- Web page and app entries -
____________________
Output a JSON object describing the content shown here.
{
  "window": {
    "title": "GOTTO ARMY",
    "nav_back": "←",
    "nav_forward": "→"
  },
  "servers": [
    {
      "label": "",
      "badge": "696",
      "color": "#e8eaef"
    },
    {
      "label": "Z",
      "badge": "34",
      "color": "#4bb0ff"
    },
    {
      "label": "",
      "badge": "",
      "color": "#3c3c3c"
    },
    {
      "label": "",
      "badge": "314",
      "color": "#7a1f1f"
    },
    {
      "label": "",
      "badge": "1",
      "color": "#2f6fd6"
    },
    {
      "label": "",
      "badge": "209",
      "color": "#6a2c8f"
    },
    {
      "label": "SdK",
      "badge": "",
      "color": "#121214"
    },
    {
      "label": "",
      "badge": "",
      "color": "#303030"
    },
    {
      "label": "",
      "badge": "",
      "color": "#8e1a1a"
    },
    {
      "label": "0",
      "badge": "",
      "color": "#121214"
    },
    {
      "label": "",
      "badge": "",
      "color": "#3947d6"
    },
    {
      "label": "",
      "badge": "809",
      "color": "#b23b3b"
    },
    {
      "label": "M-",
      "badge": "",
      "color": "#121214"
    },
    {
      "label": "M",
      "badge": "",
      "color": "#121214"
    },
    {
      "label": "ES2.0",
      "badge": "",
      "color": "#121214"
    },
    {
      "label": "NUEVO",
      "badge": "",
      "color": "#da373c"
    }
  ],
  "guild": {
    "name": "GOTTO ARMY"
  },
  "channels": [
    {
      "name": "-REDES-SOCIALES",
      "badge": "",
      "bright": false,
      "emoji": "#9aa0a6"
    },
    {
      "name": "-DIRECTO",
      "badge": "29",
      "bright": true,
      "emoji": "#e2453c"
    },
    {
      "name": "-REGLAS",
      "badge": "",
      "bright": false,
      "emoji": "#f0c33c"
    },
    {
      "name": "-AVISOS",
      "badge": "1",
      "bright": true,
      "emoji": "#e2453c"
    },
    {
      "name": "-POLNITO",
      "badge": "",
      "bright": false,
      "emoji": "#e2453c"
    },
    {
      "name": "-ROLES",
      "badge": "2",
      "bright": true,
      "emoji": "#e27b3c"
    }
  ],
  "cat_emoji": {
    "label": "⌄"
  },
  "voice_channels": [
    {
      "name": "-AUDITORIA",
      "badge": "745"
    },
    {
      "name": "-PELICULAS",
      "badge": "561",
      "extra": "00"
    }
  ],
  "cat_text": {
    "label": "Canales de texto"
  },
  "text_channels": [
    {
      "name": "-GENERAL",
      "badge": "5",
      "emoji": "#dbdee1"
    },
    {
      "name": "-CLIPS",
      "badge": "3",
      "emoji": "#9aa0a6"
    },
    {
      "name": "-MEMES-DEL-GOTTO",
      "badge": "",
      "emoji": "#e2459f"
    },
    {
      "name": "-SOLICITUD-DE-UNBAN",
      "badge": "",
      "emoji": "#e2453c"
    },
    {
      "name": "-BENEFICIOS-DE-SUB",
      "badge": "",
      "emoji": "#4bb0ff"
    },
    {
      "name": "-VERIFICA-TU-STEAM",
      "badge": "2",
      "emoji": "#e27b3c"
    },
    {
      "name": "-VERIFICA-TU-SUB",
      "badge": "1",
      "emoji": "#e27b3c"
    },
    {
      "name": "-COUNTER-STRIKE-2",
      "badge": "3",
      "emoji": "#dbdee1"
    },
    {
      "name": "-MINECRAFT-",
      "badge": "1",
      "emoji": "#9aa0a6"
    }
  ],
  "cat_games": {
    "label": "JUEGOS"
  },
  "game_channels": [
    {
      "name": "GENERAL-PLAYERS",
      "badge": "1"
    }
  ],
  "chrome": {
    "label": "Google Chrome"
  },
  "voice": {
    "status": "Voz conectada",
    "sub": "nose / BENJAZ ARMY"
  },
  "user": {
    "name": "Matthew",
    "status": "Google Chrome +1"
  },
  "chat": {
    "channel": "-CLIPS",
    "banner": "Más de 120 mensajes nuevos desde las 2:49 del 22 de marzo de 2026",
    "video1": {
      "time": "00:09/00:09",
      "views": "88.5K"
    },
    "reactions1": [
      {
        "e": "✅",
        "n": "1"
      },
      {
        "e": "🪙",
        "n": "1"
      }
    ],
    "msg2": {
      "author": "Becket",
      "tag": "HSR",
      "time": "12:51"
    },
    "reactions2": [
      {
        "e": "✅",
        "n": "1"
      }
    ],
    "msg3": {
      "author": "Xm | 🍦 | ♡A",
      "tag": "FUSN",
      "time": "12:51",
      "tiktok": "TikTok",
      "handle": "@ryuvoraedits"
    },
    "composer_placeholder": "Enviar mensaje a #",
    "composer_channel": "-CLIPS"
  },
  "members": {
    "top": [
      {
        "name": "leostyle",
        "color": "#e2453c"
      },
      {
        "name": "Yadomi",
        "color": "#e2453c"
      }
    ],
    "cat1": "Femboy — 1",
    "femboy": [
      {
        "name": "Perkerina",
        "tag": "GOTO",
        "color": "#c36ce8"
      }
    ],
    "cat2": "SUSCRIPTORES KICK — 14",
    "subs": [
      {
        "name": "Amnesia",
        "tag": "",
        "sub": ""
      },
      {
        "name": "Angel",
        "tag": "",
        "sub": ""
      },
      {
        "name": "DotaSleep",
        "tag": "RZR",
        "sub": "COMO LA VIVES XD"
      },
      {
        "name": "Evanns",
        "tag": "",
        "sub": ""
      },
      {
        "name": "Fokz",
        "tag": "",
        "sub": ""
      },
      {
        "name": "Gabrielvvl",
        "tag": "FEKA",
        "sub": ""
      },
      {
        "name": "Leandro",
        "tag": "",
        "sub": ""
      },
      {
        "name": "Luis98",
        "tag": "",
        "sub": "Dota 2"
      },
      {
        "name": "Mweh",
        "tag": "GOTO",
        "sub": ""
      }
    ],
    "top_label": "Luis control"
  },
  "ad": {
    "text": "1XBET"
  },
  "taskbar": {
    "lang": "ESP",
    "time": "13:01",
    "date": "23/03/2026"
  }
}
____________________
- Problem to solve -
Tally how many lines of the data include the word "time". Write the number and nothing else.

- Exercise result -
4